§ Activity
Lines below that include "value" are the answer; copy each one.

[Interface dataset entries]
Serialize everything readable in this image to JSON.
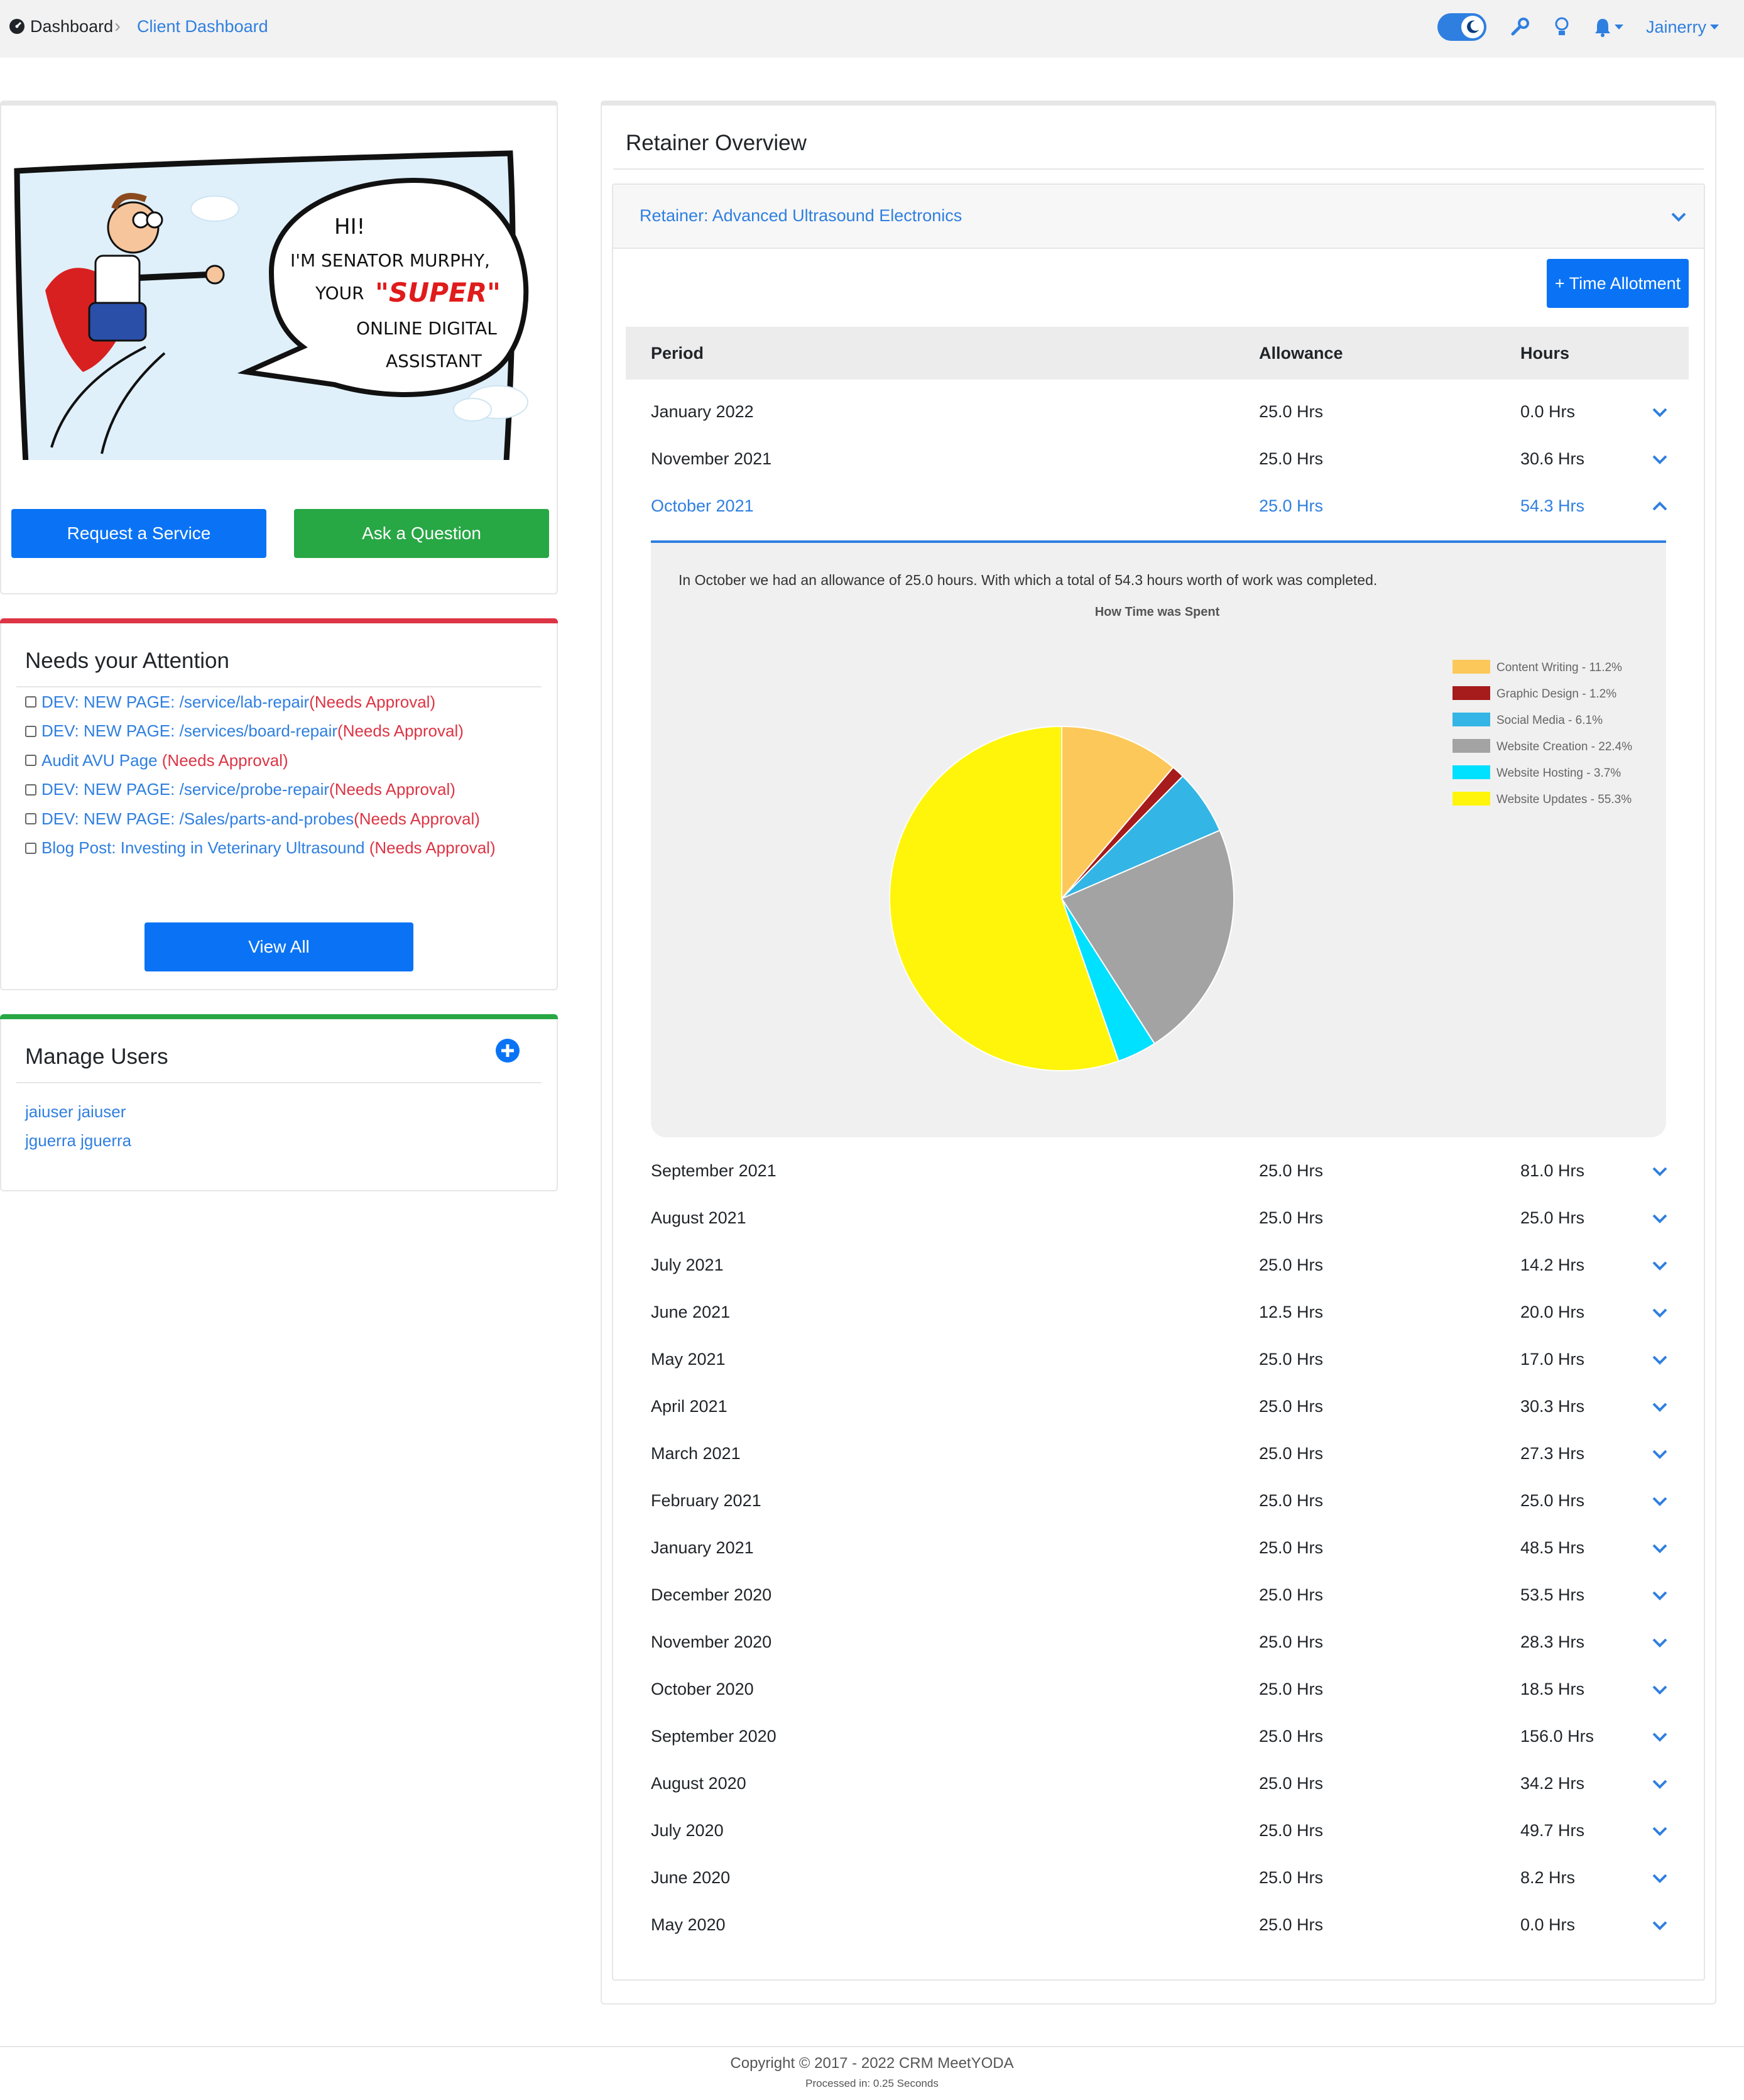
{
  "breadcrumb": {
    "home": "Dashboard",
    "current": "Client Dashboard"
  },
  "header": {
    "user": "Jainerry"
  },
  "hero": {
    "speech_lines": [
      "HI!",
      "I'M SENATOR MURPHY,",
      "YOUR",
      "\"SUPER\"",
      "ONLINE DIGITAL",
      "ASSISTANT"
    ],
    "request_label": "Request a Service",
    "question_label": "Ask a Question"
  },
  "attention": {
    "title": "Needs your Attention",
    "items": [
      {
        "link": "DEV: NEW PAGE: /service/lab-repair",
        "status": "(Needs Approval)"
      },
      {
        "link": "DEV: NEW PAGE: /services/board-repair",
        "status": "(Needs Approval)"
      },
      {
        "link": "Audit AVU Page",
        "status": " (Needs Approval)"
      },
      {
        "link": "DEV: NEW PAGE: /service/probe-repair",
        "status": "(Needs Approval)"
      },
      {
        "link": "DEV: NEW PAGE: /Sales/parts-and-probes",
        "status": "(Needs Approval)"
      },
      {
        "link": "Blog Post: Investing in Veterinary Ultrasound",
        "status": " (Needs Approval)"
      }
    ],
    "view_all_label": "View All"
  },
  "manage_users": {
    "title": "Manage Users",
    "users": [
      "jaiuser jaiuser",
      "jguerra jguerra"
    ]
  },
  "retainer": {
    "title": "Retainer Overview",
    "accordion_label": "Retainer: Advanced Ultrasound Electronics",
    "time_allotment_label": "+ Time Allotment",
    "columns": [
      "Period",
      "Allowance",
      "Hours"
    ],
    "rows_before": [
      {
        "period": "January 2022",
        "allowance": "25.0 Hrs",
        "hours": "0.0 Hrs"
      },
      {
        "period": "November 2021",
        "allowance": "25.0 Hrs",
        "hours": "30.6 Hrs"
      }
    ],
    "active_row": {
      "period": "October 2021",
      "allowance": "25.0 Hrs",
      "hours": "54.3 Hrs"
    },
    "detail_text": "In October we had an allowance of 25.0 hours. With which a total of 54.3 hours worth of work was completed.",
    "rows_after": [
      {
        "period": "September 2021",
        "allowance": "25.0 Hrs",
        "hours": "81.0 Hrs"
      },
      {
        "period": "August 2021",
        "allowance": "25.0 Hrs",
        "hours": "25.0 Hrs"
      },
      {
        "period": "July 2021",
        "allowance": "25.0 Hrs",
        "hours": "14.2 Hrs"
      },
      {
        "period": "June 2021",
        "allowance": "12.5 Hrs",
        "hours": "20.0 Hrs"
      },
      {
        "period": "May 2021",
        "allowance": "25.0 Hrs",
        "hours": "17.0 Hrs"
      },
      {
        "period": "April 2021",
        "allowance": "25.0 Hrs",
        "hours": "30.3 Hrs"
      },
      {
        "period": "March 2021",
        "allowance": "25.0 Hrs",
        "hours": "27.3 Hrs"
      },
      {
        "period": "February 2021",
        "allowance": "25.0 Hrs",
        "hours": "25.0 Hrs"
      },
      {
        "period": "January 2021",
        "allowance": "25.0 Hrs",
        "hours": "48.5 Hrs"
      },
      {
        "period": "December 2020",
        "allowance": "25.0 Hrs",
        "hours": "53.5 Hrs"
      },
      {
        "period": "November 2020",
        "allowance": "25.0 Hrs",
        "hours": "28.3 Hrs"
      },
      {
        "period": "October 2020",
        "allowance": "25.0 Hrs",
        "hours": "18.5 Hrs"
      },
      {
        "period": "September 2020",
        "allowance": "25.0 Hrs",
        "hours": "156.0 Hrs"
      },
      {
        "period": "August 2020",
        "allowance": "25.0 Hrs",
        "hours": "34.2 Hrs"
      },
      {
        "period": "July 2020",
        "allowance": "25.0 Hrs",
        "hours": "49.7 Hrs"
      },
      {
        "period": "June 2020",
        "allowance": "25.0 Hrs",
        "hours": "8.2 Hrs"
      },
      {
        "period": "May 2020",
        "allowance": "25.0 Hrs",
        "hours": "0.0 Hrs"
      }
    ]
  },
  "chart_data": {
    "type": "pie",
    "title": "How Time was Spent",
    "legend_position": "right",
    "slices": [
      {
        "label": "Content Writing",
        "value": 11.2,
        "color": "#fdc85a"
      },
      {
        "label": "Graphic Design",
        "value": 1.2,
        "color": "#a61b1b"
      },
      {
        "label": "Social Media",
        "value": 6.1,
        "color": "#33b5e5"
      },
      {
        "label": "Website Creation",
        "value": 22.4,
        "color": "#a3a3a3"
      },
      {
        "label": "Website Hosting",
        "value": 3.7,
        "color": "#00e0ff"
      },
      {
        "label": "Website Updates",
        "value": 55.3,
        "color": "#fff50a"
      }
    ],
    "legend_labels": [
      "Content Writing - 11.2%",
      "Graphic Design - 1.2%",
      "Social Media - 6.1%",
      "Website Creation - 22.4%",
      "Website Hosting - 3.7%",
      "Website Updates - 55.3%"
    ]
  },
  "footer": {
    "copyright": "Copyright © 2017 - 2022 CRM MeetYODA",
    "processed": "Processed in: 0.25 Seconds"
  },
  "colors": {
    "primary": "#0a73f5",
    "success": "#28a745",
    "danger": "#dc3545",
    "link": "#2f7fe0"
  },
  "icons": [
    "dashboard-icon",
    "chevron-right-icon",
    "dark-mode-toggle",
    "moon-icon",
    "wrench-icon",
    "lightbulb-icon",
    "bell-icon",
    "caret-down-icon",
    "chevron-down-icon",
    "chevron-up-icon",
    "plus-circle-icon"
  ]
}
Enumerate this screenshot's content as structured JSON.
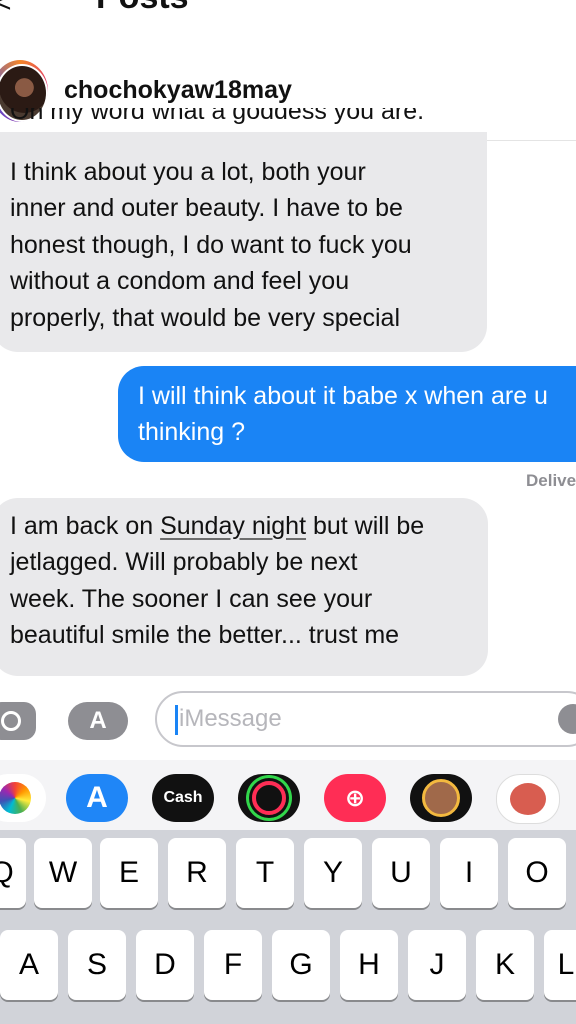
{
  "header": {
    "back_glyph": "<",
    "title_fragment": "Posts",
    "username": "chochokyaw18may"
  },
  "conversation": {
    "message_1": {
      "cut_line": "Oh my word what a goddess you are.",
      "lines": [
        "I think about you a lot, both your",
        "inner and outer beauty. I have to be",
        "honest though, I do want to fuck you",
        "without a condom and feel you",
        "properly, that would be very special"
      ]
    },
    "message_2": {
      "lines": [
        "I will think about it babe x when are u",
        "thinking ?"
      ]
    },
    "status": "Delivered",
    "message_3": {
      "line1_prefix": "I am back on ",
      "line1_link": "Sunday night",
      "line1_suffix": " but will be",
      "lines": [
        "jetlagged. Will probably be next",
        "week.  The sooner I can see your",
        "beautiful smile the better... trust me"
      ]
    }
  },
  "composer": {
    "placeholder": "iMessage",
    "apps_glyph": "A"
  },
  "app_tray": {
    "cash_label": "Cash",
    "appstore_glyph": "A",
    "search_glyph": "⊕",
    "icons": [
      "photos-icon",
      "app-store-icon",
      "apple-cash-icon",
      "activity-icon",
      "image-search-icon",
      "memoji-icon",
      "stickers-icon"
    ]
  },
  "keyboard": {
    "row1": [
      "Q",
      "W",
      "E",
      "R",
      "T",
      "Y",
      "U",
      "I",
      "O"
    ],
    "row2": [
      "A",
      "S",
      "D",
      "F",
      "G",
      "H",
      "J",
      "K",
      "L"
    ]
  },
  "colors": {
    "outgoing_bubble": "#1a84f5",
    "incoming_bubble": "#e9e9eb",
    "keyboard": "#d1d3d9"
  }
}
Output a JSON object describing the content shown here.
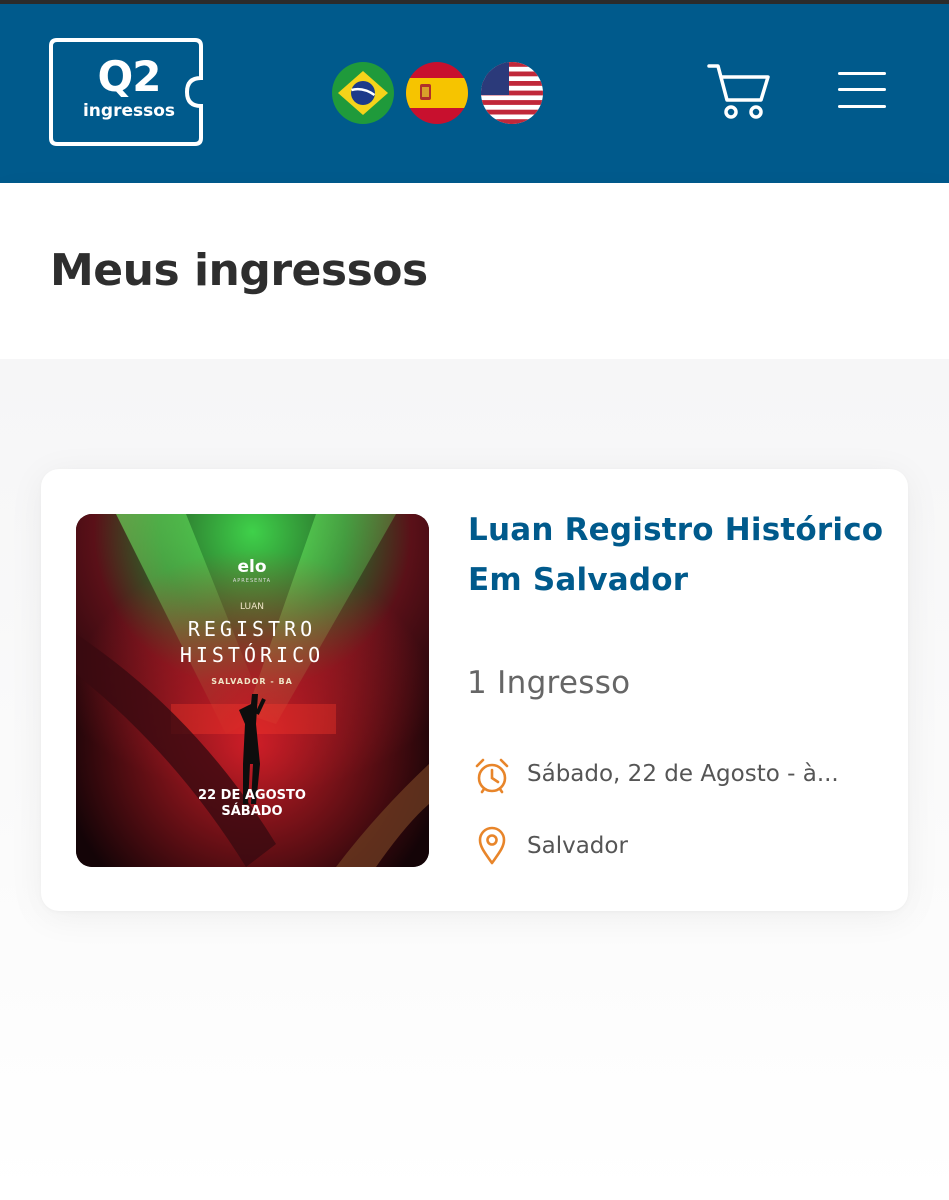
{
  "header": {
    "logo": {
      "title": "Q2",
      "subtitle": "ingressos"
    },
    "languages": [
      {
        "code": "pt-BR",
        "icon": "brazil-flag-icon"
      },
      {
        "code": "es",
        "icon": "spain-flag-icon"
      },
      {
        "code": "en-US",
        "icon": "usa-flag-icon"
      }
    ],
    "cart_icon": "shopping-cart-icon",
    "menu_icon": "hamburger-menu-icon",
    "colors": {
      "brand": "#005a8c"
    }
  },
  "page": {
    "title": "Meus ingressos"
  },
  "tickets": [
    {
      "poster": {
        "sponsor": "elo",
        "sponsor_sub": "APRESENTA",
        "artist": "LUAN",
        "title_line1": "REGISTRO",
        "title_line2": "HISTÓRICO",
        "location": "SALVADOR - BA",
        "date_line1": "22 DE AGOSTO",
        "date_line2": "SÁBADO"
      },
      "title": "Luan Registro Histórico Em Salvador",
      "count": "1 Ingresso",
      "date": "Sábado, 22 de Agosto - à...",
      "city": "Salvador",
      "date_icon": "alarm-clock-icon",
      "city_icon": "map-pin-icon",
      "accent": "#e8852a"
    }
  ]
}
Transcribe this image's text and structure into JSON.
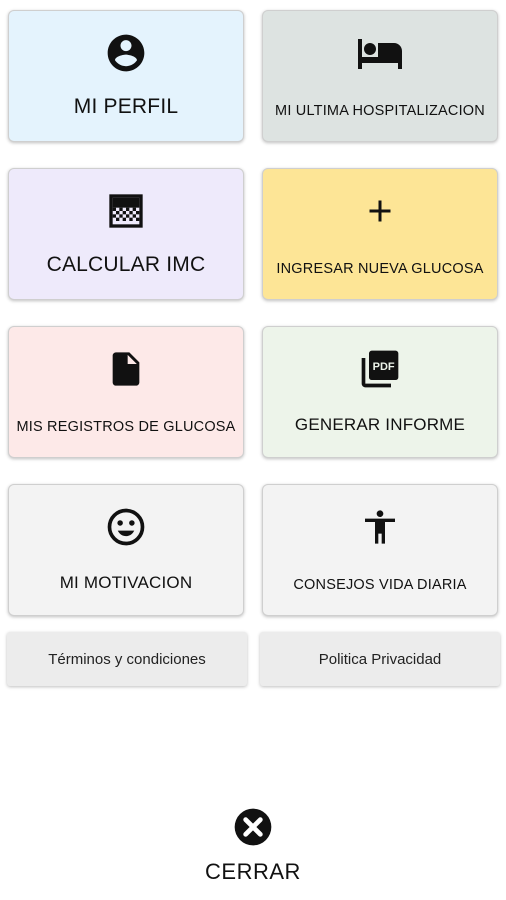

§ Written reply
        "value": 11.2,
        "value": 1.2,
        "value": 6.1,
        "value": 22.4,
        "value": 3.7,
        "value": 55.3,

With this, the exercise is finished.